Before setting out, I take a shot of the steering wheel and post it on Facebook. I’m completely unprepared for the following and response I’ll get over the next few days – particularly from my male friends. When I dare to post an image of sunrise over beautiful Kingscliff beach, my friend Kevin comments: “Sunrise pppffffttt….show me the Bentley again!”
And soon I see why. Within a couple of kilometres, I’m hooked on this luxury car. The leather seats are, as my passenger later says, “like comfortable armchairs”. If it’s cold, there’s a little heating vent at the back of your neck to keep you cosy, as well as heating in the bottom of the seats. We don’t need it; the sky is blue, the wind light.
But it’s the sound of the engine that really gets me. To me, it’s a purr…that deepens to a low throaty growl when I accelerate. I enjoy stopping, just so I can hear that when we take off again…
Another friend, who’s more used to road-testing cars than I am, tells me: “It’s like the first time you fly first class; it’s very hard to go back. Your (own car) might be a bit harder to love from here on in.” And I suspect she’s right.
I sail down the freeway with the top down. At the Gold Coast, I pick up photographer Richard “Tommy” Campion, who has taken the images on this page. Then we’re off to the Tweed Valley where the landscapes lend themselves to some great shots of the car, and I enjoy negotiating the smaller, curving roads away from the highway.
I never quite get used to the idea that the car will self-lock when I walk away from it with the key. And never get tired of watching the smoothness with which the top goes up and down (and yes, it did rain from time to time).
Wherever we go, the Bentley is the object of admiration. But it’s all good-natured and I’m never tempted to pretend the car is mine for more than a moment….until the very end of the trip, when we’re parked on the Gold Coast foreshore and I’m posing for some photos. A power-walking couple pause and the woman says: “Can I ask you a question? What is this colour called?”
I know the answer. “It’s called ‘Breeze’,” I say.
“Oh, I thought so – just the same as mine!” she replies. “Isn’t it a wonderful car?”
“Yes. Yes, it is!” Just this once, I’ll let the implied ownership stay right there, hanging in the conversation. The couple smile the smile of conspirators in good fortune and walk on.
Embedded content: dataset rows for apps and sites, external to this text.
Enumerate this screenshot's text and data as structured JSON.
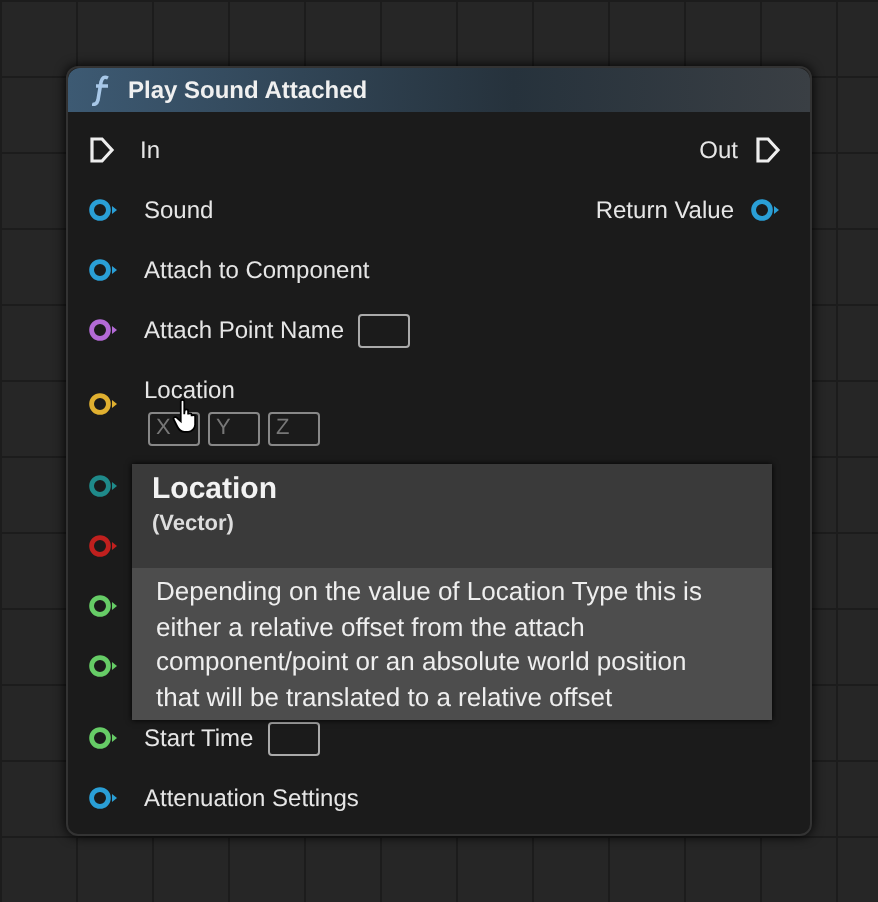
{
  "node": {
    "title": "Play Sound Attached",
    "pins": [
      {
        "kind": "exec",
        "label": "In",
        "right_label": "Out"
      },
      {
        "kind": "data",
        "label": "Sound",
        "color": "#2a9fd6",
        "right_label": "Return Value"
      },
      {
        "kind": "data",
        "label": "Attach to Component",
        "color": "#2a9fd6"
      },
      {
        "kind": "data",
        "label": "Attach Point Name",
        "color": "#b36ad6",
        "field": true
      },
      {
        "kind": "vector",
        "label": "Location",
        "color": "#e0b030",
        "fields": [
          "X",
          "Y",
          "Z"
        ]
      },
      {
        "kind": "data",
        "color": "#1f8a8a"
      },
      {
        "kind": "data",
        "color": "#c0201e"
      },
      {
        "kind": "data",
        "color": "#66cc66"
      },
      {
        "kind": "data",
        "color": "#66cc66"
      },
      {
        "kind": "data",
        "label": "Start Time",
        "color": "#66cc66",
        "field": true
      },
      {
        "kind": "data",
        "label": "Attenuation Settings",
        "color": "#2a9fd6"
      }
    ]
  },
  "tooltip": {
    "title": "Location",
    "subtitle": "(Vector)",
    "body": "Depending on the value of Location Type this is either a relative offset from the attach component/point or an absolute world position that will be translated to a relative offset"
  }
}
Each day as I post photos of our travels on Facebook, the responses flow back. Everyone, it seems is smitten and I’m the envy of my friends. And it seems to say it all when I drop my companion off at the end of the trip, and the Bentley bonnet gets a kiss goodbye before I do!
I understand completely. By the end of three days, I’m a convert. There’s just one thing standing between me and ownership of a Bentley GTC V8: the small matter of $498,444.